White- and Black-Box Testing

White-Box testing, sometimes referred to as “Clear-Box” testing, is a testing approach by which access to the inner workings of the system or device under test (DUT) is available. In the case of software, it means the test has access to the source code. With such access to the internal functionalities and source code, one can test for security holes, code structures, input flows, conditional loops, etc. An example of White-Box testing is a conformance test suite. Conformance test suites are developed against specific requirements and are usually tested at a device level. A key requirement to White-Box testing is that one must have extensive knowledge of the inner workings of the device under test (DUT) or software.

Clear Box Test DUT

The complement to White-Box testing is, of course, Black-Box testing. This is sometimes referred to as “System” testing. With Black-Box testing, there is no visibility to the inner workings of the system or software and thus it is treated as a black box. The focus of this test approach is on input and output behavior. Consider the following scenarios:

  1. The TV turns on when the power button is pressed.
  2. The volume gets louder when the volume-up button is pressed.
  3. The channel changes when channel-up button is pressed.
  4. Captions are displayed when captions are enabled.

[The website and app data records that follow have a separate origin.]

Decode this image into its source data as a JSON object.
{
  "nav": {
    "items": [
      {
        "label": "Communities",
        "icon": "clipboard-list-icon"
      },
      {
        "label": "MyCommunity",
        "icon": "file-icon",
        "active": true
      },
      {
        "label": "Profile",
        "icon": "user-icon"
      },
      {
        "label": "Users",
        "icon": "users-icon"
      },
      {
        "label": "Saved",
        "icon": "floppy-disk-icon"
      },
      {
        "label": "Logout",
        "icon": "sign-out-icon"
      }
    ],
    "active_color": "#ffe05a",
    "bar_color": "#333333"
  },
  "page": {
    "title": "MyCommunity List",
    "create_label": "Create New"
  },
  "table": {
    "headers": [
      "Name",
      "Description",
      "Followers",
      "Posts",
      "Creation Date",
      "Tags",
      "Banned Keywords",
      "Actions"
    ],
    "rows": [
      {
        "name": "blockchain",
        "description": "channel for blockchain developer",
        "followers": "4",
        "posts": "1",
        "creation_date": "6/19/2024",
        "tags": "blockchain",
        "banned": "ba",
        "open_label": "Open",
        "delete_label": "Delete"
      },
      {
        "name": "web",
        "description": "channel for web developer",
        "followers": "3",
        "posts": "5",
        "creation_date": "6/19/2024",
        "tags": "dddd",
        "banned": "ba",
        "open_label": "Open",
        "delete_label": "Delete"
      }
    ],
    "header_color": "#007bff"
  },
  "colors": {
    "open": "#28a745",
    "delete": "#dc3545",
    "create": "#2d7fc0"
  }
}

In these test scenarios, the tester has no knowledge on how each scenario is processed internally. In fact, different devices may all perform the functions using completely different methods, but the resulting behavior should be the same.

Black Box Test DUT

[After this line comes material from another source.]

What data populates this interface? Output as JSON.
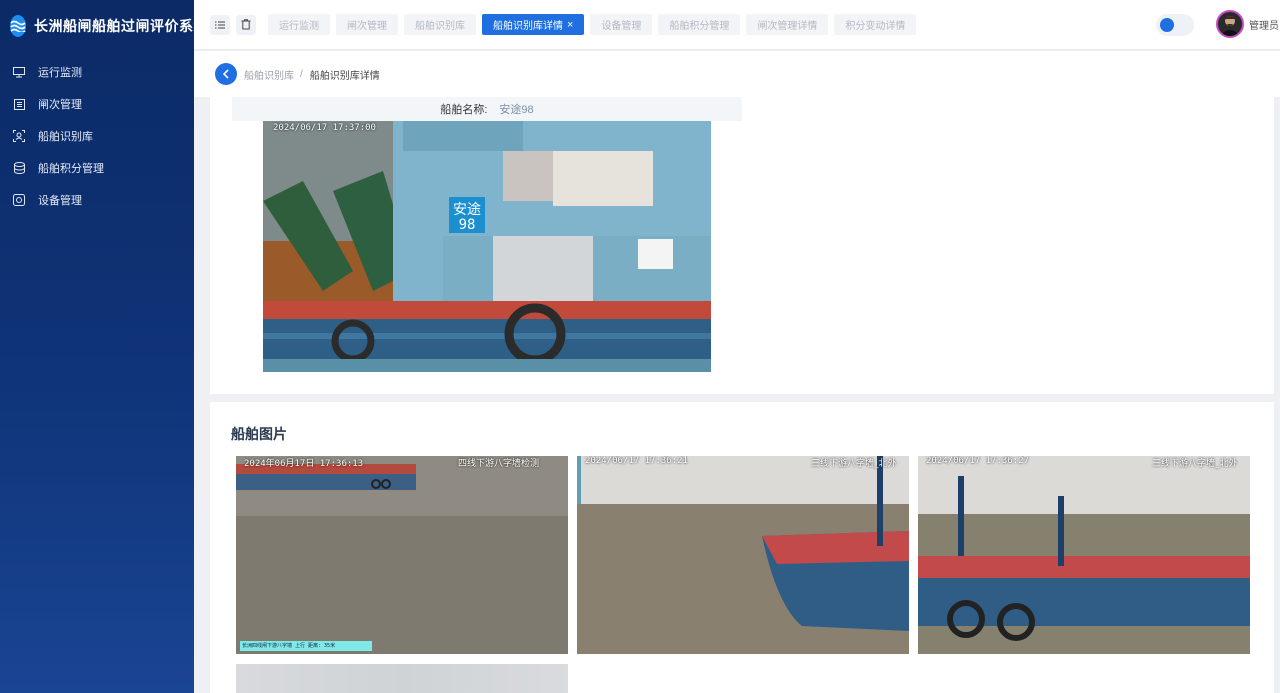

Black-Box and White-Box test approaches were designed to complement each other. For both test methodologies to be effective, there are some housekeeping steps that must be followed:

  1. The tester must develop test scenarios that will accurately test the system against established requirements.
  2. The tester must create test cases for each requirement (sometimes called test “assertions”).
  3. The tester must develop relevant test data for each test case.
  4. The tester must create and document the expected result for all the tests.
  5. Not required, but strongly recommended: The tester should develop the test steps with full documentation to minimize mistakes and enable parallel testing with reproducible results.

With the Next Generation TV platform, the sky’s the limit for broadcasters to innovate and engage their viewers with services that take full advantage of over-the-air broadcasting plus broadband delivery. To ensure these services are well tested prior to deployment, broadcasters will need to tap into proven testing methodologies like White-Box and Black-Box testing.